  44. We Argentinians know that there never was such a ministry, and yet imagining it, in this case, becomes totally valid: upon finishing the novel it appears to us in fact that that it must have existed.’ My translation. Original: ‘Todos los argentinos sabemos que no hubo tal ministerio, y sin embargo la imaginación, en este caso, se nos ocurre como totalmente válida: al terminar la novela nos parece que de hecho debió haber existido.’ Carlos Gamerro, ‘La dictadura contada en inglés’, Revista Ñ Clarín, 4 October 2009 < 10/04/_-01773782.htm> [Accessed 22 September 2016], (para 13 of 14).
  45. Gatti, p. 18. My translation. Original: ‘el limbo de los no-muertos-no-vivos, los desaparecidos […] siempre están siendo desaparecidos: ni vivos, ni muertos, entidades incómodas para hablar de ellas’.
  46. Gatti, p. 63. My translation. Original: ‘espacio de inestabilidad perpetua, una suerte de limbo permanente. Un espacio irresoluble además: ni siquiera se cierra con la eventual certeza de la muerte. Seguirá siendo un detenido-desaparecido’.
  47. Organization of American States, ‘Inter-American Convention on Forced Disappearance of Persons’, Organization of American States < juridico/english/treaties/a-60.html> [Accessed 28 January 2017].
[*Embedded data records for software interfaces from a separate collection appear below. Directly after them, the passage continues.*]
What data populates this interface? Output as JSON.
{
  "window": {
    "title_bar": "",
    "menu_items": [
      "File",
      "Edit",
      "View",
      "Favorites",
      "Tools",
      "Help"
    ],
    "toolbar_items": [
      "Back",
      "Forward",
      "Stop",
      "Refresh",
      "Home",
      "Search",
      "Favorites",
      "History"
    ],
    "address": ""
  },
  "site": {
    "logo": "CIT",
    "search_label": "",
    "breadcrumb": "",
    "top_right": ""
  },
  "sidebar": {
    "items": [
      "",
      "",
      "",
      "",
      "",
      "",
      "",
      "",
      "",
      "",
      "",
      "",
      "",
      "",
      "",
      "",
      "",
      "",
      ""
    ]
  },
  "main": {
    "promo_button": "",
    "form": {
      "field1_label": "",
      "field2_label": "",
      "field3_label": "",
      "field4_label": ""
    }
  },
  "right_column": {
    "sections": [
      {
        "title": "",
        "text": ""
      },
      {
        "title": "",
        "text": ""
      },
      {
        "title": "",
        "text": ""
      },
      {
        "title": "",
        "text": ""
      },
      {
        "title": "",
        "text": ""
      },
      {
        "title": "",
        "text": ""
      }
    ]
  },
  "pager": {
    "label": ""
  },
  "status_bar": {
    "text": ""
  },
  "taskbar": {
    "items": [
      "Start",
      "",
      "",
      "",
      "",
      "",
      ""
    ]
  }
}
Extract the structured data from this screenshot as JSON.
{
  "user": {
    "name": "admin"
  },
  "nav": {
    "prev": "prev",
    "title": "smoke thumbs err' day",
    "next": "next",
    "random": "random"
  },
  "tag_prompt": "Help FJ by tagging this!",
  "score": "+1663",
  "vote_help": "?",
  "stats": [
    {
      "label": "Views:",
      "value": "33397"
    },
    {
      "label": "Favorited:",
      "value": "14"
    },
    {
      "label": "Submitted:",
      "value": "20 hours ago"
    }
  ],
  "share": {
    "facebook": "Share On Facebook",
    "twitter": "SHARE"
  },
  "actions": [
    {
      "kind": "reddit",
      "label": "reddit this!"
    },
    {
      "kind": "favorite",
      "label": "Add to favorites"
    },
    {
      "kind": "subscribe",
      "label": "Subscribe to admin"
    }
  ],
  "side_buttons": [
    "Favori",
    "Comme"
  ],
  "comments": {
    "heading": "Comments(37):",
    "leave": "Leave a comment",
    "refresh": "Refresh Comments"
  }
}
  48. While here the news of the possible whereabouts of Pato is revealed to Kaddish by an admitted perpetrator, I do not see the novel as granting the perpetrator as a figure any sort of privileged place in revealing truth. For Kaddish, the revelation of the fate of many young people does not confirm his own son’s fate, but merely catalyses his coming to terms with what he believes to be his son’s final resting place.
  49. While here I use the same wording, I would not liken Kaddish and Lilian’s ‘inability to mourn’ with that proposed by the Mitscherlich’s in the case of post-war Germany, where the inability to mourn the lost love object (an idealised image of the Third Reich, the figure of the Führer, etc.) stems from the fact that the beloved object was responsible, in a way, for its own loss. See Seth Moglen, Mourning Modernity (Stanford: Stanford University Press, 2007), pp. 15-16 and Eric L. Santner, Stranded Objects (Ithaca: Cornell University Press, 1990), pp. 1-3.
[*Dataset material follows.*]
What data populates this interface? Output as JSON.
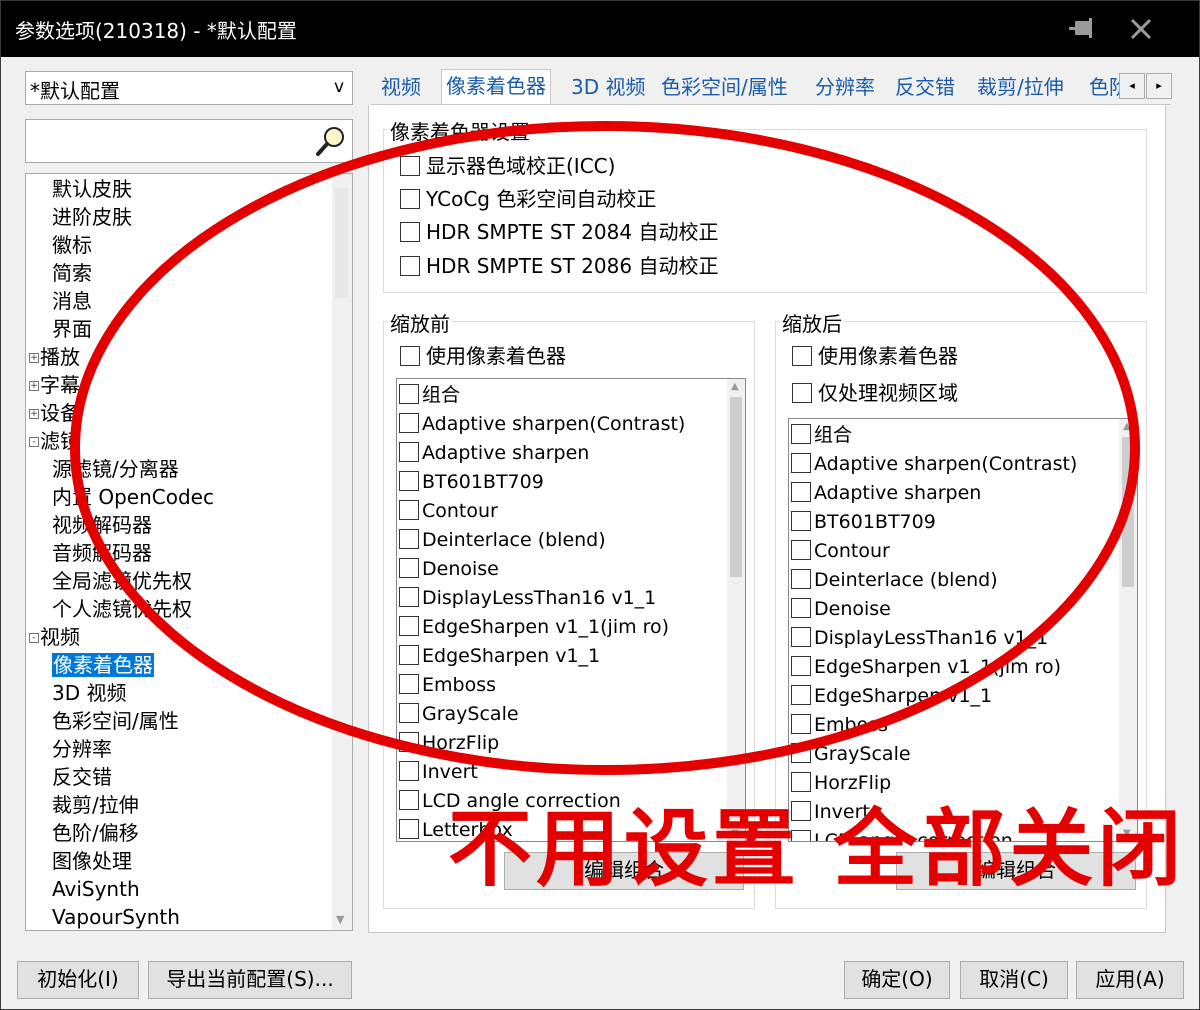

  50. Carlos Gamerro, (para 3 of 13). My translation. Original: ‘permiten esperar que la abrumadora experiencia de la última dictadura pueda pasar a formar parte de la memoria de la humanidad […] y no sólo de la nuestra. Es algo que podemos celebrar, entonces: la “pesada herencia de la dictadura” quizá sea demasiado pesada para los hombros de un solo pueblo, y de una sola literatura.’
  51. Amir Eshel, Futurity: Contemporary Literature and the Quest for the Past (Chicago: The University of Chicago Press, 2013), p. 7.
  52. For more on US involvement in state terrorism in Latin America, see J. Patrice McSherry, Predatory States (Lanham, Maryland: Rowman & Littlefield Publishers, Inc., 2005).
  53. Englander explains that ‘a very simple metaphor for a government literally out of control is the suspension of habeas corpus. But [he] had this as a metaphor for years, then [his] own government decided to suspend habeas corpus, so it wasn’t a political book but then [he] inherited a political stance’. Fox, para 31 of 86.